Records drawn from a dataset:
::::::::::

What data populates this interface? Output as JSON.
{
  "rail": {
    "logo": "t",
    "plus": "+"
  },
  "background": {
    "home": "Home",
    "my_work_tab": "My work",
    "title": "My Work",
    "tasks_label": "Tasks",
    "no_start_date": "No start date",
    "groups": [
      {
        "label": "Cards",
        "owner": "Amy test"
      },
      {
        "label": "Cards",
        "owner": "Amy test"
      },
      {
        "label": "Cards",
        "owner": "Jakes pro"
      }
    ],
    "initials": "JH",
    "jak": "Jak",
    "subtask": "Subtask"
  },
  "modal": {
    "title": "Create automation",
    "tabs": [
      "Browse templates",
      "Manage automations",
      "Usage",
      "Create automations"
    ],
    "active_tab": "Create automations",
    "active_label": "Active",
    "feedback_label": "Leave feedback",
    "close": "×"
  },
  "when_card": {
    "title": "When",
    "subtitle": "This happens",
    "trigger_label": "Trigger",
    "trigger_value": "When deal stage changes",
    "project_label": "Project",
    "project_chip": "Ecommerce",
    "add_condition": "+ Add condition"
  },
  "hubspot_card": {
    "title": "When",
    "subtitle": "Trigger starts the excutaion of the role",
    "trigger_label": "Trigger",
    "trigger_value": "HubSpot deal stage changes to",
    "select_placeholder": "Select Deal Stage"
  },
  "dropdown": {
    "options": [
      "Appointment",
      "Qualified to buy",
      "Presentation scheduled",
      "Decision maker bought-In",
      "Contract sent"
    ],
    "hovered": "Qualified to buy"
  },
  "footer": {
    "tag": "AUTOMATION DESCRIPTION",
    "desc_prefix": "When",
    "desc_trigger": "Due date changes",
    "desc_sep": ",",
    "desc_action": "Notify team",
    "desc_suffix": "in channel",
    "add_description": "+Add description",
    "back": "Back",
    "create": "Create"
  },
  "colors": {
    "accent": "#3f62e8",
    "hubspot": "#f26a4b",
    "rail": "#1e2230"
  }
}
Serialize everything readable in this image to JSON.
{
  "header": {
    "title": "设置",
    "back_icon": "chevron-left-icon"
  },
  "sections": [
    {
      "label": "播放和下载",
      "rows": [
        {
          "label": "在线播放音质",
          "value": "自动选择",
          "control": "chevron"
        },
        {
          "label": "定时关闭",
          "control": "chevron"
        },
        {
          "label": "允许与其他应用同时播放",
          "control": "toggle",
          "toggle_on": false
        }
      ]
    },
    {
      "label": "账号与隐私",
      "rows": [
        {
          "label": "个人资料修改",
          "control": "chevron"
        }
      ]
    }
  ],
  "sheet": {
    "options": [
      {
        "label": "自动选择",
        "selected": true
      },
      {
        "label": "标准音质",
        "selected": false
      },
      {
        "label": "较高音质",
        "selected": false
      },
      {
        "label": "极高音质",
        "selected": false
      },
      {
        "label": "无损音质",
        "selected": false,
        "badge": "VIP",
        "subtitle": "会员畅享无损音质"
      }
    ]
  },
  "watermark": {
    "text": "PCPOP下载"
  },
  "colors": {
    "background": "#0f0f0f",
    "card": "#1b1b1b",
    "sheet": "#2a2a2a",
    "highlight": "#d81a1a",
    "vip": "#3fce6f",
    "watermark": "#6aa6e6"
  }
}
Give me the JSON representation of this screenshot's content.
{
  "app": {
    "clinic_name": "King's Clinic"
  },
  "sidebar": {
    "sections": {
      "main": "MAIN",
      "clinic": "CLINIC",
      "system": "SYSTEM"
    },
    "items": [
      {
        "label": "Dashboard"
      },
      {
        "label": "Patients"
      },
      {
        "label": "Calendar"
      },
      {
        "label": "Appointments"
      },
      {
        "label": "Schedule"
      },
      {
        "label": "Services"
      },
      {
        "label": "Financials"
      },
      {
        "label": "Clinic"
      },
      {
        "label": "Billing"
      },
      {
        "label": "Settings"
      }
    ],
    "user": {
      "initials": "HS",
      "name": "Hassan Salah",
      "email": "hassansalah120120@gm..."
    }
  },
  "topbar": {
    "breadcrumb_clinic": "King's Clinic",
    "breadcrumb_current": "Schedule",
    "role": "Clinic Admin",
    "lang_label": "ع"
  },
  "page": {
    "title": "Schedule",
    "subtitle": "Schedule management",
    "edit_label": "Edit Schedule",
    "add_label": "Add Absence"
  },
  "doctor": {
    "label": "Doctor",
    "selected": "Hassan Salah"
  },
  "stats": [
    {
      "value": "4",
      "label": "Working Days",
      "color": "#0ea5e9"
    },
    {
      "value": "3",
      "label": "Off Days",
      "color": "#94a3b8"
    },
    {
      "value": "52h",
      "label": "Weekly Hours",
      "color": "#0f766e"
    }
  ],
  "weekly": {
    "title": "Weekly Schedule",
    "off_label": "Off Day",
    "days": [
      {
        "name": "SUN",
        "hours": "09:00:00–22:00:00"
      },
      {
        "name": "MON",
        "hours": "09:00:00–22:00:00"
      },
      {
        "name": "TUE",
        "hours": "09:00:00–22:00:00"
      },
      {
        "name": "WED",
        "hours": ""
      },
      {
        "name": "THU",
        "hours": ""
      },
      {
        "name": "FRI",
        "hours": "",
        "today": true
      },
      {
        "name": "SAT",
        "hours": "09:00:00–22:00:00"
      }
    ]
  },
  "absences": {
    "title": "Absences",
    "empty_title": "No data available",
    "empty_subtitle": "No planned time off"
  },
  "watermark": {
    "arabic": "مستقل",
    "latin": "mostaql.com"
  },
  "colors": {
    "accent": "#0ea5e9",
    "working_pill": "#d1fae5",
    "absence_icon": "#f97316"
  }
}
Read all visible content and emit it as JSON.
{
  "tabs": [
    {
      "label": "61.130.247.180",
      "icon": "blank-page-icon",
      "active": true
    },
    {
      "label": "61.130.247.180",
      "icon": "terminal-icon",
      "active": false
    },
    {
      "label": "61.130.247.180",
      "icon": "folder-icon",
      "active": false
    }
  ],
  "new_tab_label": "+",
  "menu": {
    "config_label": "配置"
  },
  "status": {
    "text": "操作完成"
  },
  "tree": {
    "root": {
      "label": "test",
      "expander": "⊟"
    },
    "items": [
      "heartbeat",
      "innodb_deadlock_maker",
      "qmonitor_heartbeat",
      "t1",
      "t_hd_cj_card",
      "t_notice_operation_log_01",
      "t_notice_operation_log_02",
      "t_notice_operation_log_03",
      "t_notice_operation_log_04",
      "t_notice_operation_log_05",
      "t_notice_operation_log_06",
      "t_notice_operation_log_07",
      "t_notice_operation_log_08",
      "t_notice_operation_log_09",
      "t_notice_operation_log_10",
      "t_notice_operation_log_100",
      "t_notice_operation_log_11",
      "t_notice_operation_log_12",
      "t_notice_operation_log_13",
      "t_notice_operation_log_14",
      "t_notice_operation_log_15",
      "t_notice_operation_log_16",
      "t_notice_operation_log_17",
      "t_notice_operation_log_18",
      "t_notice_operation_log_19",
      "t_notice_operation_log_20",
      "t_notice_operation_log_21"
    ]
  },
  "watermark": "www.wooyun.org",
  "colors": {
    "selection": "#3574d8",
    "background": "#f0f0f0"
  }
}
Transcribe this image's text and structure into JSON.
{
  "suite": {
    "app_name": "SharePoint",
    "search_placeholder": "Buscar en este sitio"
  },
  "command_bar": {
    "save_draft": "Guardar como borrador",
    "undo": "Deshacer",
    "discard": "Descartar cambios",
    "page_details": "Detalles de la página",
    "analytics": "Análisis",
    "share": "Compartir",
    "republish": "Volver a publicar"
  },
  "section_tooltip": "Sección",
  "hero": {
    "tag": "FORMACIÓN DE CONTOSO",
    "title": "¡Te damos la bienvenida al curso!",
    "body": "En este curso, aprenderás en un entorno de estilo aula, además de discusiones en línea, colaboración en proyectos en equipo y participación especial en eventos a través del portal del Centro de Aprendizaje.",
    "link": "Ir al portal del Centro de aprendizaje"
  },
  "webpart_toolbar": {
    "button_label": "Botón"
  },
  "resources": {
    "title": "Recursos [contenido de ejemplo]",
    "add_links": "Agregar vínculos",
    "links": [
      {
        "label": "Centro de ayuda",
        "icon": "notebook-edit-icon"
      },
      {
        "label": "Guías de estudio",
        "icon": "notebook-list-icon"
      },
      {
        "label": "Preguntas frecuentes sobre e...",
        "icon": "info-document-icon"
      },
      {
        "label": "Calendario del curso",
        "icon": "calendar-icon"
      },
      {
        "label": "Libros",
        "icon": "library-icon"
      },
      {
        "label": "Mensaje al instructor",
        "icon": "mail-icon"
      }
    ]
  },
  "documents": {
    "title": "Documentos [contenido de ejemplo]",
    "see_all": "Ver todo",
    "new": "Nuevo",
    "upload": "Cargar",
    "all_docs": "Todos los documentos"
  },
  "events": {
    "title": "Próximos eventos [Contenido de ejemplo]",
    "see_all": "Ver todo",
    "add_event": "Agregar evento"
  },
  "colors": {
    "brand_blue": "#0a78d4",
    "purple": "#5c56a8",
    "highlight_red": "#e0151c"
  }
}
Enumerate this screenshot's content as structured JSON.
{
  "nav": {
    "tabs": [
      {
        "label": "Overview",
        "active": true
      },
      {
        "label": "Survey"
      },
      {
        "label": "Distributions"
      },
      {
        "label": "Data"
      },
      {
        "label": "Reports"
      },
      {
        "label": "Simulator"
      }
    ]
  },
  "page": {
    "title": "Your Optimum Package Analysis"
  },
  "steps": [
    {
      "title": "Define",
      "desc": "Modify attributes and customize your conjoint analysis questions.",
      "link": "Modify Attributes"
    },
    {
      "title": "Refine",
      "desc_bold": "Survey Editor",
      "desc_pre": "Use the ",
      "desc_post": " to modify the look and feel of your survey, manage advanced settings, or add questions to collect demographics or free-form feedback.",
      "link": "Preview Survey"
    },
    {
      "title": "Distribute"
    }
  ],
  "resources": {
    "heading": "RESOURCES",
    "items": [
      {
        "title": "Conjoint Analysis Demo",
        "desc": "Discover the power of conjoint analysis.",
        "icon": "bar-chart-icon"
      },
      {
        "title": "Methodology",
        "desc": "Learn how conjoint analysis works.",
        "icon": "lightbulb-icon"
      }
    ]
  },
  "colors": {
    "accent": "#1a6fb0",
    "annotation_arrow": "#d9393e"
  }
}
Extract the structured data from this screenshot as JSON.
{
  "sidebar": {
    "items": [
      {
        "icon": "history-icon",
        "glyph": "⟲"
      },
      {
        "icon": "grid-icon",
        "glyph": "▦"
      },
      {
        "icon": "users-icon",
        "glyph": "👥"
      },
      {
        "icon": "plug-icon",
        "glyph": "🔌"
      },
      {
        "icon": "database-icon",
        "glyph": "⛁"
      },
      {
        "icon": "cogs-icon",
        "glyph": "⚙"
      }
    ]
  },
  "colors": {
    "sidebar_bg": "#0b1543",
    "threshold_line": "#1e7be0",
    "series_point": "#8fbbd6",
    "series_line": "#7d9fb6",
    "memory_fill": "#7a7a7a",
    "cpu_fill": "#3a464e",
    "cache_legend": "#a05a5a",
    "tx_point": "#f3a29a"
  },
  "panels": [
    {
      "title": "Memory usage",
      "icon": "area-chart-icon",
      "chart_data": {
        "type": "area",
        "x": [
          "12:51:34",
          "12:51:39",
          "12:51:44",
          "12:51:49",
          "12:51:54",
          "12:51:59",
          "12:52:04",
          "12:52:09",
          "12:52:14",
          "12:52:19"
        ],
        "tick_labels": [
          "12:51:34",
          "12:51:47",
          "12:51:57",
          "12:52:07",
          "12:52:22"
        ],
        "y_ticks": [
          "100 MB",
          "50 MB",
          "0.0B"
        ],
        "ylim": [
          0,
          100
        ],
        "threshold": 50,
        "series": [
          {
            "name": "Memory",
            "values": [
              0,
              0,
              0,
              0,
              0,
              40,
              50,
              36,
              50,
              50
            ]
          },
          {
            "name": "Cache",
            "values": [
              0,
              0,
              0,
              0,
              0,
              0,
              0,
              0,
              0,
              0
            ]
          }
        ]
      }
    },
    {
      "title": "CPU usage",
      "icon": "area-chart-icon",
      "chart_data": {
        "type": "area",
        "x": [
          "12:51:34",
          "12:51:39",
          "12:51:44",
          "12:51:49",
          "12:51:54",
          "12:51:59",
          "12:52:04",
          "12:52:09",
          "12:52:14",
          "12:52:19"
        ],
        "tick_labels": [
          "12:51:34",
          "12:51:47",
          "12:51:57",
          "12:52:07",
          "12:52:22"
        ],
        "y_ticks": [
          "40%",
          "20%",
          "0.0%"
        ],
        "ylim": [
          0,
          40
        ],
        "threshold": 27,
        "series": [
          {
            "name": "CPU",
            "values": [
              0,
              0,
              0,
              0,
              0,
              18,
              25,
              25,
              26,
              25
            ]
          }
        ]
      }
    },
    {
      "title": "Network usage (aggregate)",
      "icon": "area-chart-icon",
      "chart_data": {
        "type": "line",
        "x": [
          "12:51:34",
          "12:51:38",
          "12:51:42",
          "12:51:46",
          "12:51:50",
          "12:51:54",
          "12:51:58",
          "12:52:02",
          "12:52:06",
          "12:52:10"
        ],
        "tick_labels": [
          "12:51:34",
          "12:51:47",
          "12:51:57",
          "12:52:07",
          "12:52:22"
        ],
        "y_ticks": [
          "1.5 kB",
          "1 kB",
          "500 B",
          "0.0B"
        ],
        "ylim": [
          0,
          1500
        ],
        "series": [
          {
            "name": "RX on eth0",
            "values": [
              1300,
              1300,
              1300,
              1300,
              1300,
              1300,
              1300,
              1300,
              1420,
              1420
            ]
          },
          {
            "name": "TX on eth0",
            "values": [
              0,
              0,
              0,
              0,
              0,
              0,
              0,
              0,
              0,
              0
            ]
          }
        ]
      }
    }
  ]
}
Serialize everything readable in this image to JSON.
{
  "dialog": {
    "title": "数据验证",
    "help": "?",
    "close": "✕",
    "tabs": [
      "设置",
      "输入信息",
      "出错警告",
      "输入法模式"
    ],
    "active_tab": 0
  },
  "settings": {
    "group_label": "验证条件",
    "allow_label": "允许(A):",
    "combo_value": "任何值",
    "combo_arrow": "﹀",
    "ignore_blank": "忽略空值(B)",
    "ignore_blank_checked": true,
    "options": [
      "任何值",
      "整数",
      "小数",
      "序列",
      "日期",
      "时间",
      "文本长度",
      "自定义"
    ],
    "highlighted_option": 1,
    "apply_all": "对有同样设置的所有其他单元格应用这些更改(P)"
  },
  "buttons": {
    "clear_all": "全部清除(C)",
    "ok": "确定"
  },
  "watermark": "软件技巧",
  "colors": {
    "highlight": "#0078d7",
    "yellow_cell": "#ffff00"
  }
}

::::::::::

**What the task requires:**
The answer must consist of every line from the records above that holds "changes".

**Output:**
    "trigger_value": "When deal stage changes",
    "trigger_value": "HubSpot deal stage changes to",
    "desc_trigger": "Due date changes",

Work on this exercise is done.